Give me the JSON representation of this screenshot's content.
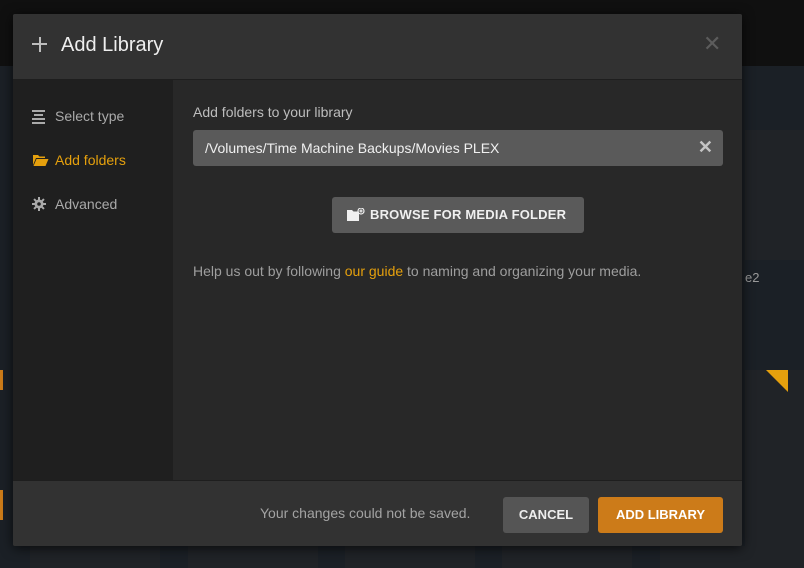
{
  "modal": {
    "title": "Add Library",
    "close_icon": "close-icon"
  },
  "sidebar": {
    "items": [
      {
        "label": "Select type",
        "icon": "list-icon",
        "active": false
      },
      {
        "label": "Add folders",
        "icon": "folder-open-icon",
        "active": true
      },
      {
        "label": "Advanced",
        "icon": "gear-icon",
        "active": false
      }
    ]
  },
  "content": {
    "section_label": "Add folders to your library",
    "folder_path": "/Volumes/Time Machine Backups/Movies PLEX",
    "browse_button": "BROWSE FOR MEDIA FOLDER",
    "help_prefix": "Help us out by following ",
    "help_link": "our guide",
    "help_suffix": " to naming and organizing your media."
  },
  "footer": {
    "message": "Your changes could not be saved.",
    "cancel_label": "CANCEL",
    "add_label": "ADD LIBRARY"
  },
  "background": {
    "partial_label": "e2"
  },
  "colors": {
    "accent": "#e5a00d",
    "primary_button": "#cc7b19"
  }
}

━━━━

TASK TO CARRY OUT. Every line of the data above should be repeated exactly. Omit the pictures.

FINAL ANSWER.
Give me the JSON representation of this screenshot's content.
{
  "modal": {
    "title": "Add Library",
    "close_icon": "close-icon"
  },
  "sidebar": {
    "items": [
      {
        "label": "Select type",
        "icon": "list-icon",
        "active": false
      },
      {
        "label": "Add folders",
        "icon": "folder-open-icon",
        "active": true
      },
      {
        "label": "Advanced",
        "icon": "gear-icon",
        "active": false
      }
    ]
  },
  "content": {
    "section_label": "Add folders to your library",
    "folder_path": "/Volumes/Time Machine Backups/Movies PLEX",
    "browse_button": "BROWSE FOR MEDIA FOLDER",
    "help_prefix": "Help us out by following ",
    "help_link": "our guide",
    "help_suffix": " to naming and organizing your media."
  },
  "footer": {
    "message": "Your changes could not be saved.",
    "cancel_label": "CANCEL",
    "add_label": "ADD LIBRARY"
  },
  "background": {
    "partial_label": "e2"
  },
  "colors": {
    "accent": "#e5a00d",
    "primary_button": "#cc7b19"
  }
}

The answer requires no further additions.